Mongolia’s careful balancing act adds to growth potential
Being stuck between Russia and China has never put more pressure on Mongolia than in the past year. But the authorities and banks are making the best of a near-impossible situation – and succeeding in the process.
Few high-growth economies feel more under siege than Mongolia heading into 2023.
To the north, Russia is under pressure because of the sanctions imposed over its invasion of Ukraine. To the south, China’s disastrous zero-Covid policies have pushed its growth to the slowest in 30 years – although there has been some respite since early December. And to the west, the US Federal Reserve’s tightening is hitting frontier economies especially hard.
The timing could scarcely be worse for president Ukhnaa Khürelsükh’s financial reform ambitions.
Khürelsükh was elected president in a landslide victory in June 2021, after serving close to four years as prime minister. He promised to speed up efforts to diversify the economy away from high-polluting fossil fuels.
Diversification away from Russia and China has always been, and still is, a daunting task [for Mongolia]
The plan was to digitalize landlocked Mongolia and catalyze a startup boom. Khürelsükh pledged to turn Mongolia into a digital nation in the space of five years.

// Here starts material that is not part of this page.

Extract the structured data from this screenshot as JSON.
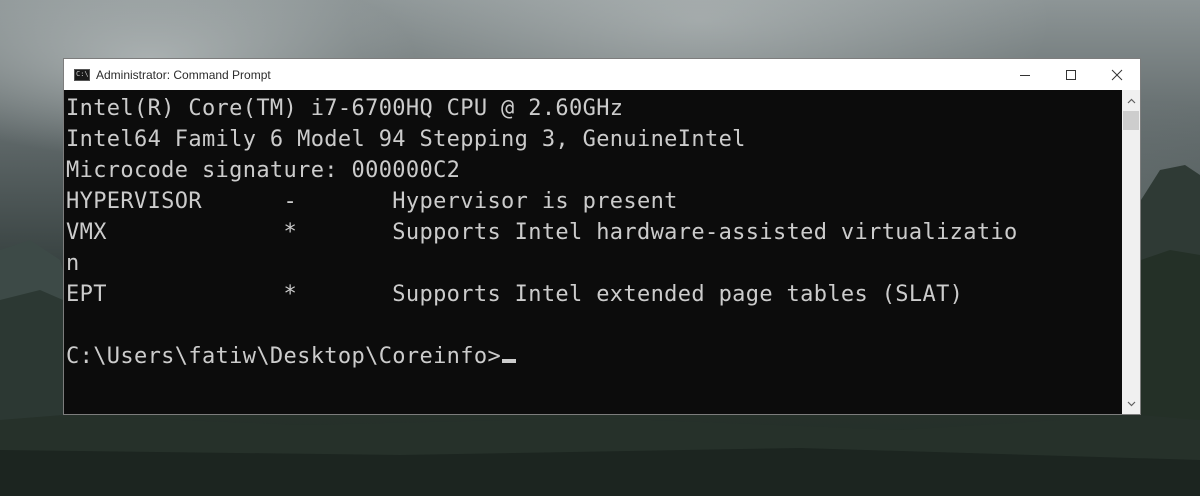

But in 2022, China expanded its Covid lockdowns around the time that Russian president Vladimir Putin’s army invaded Ukraine, launching the biggest threat to European security in decades.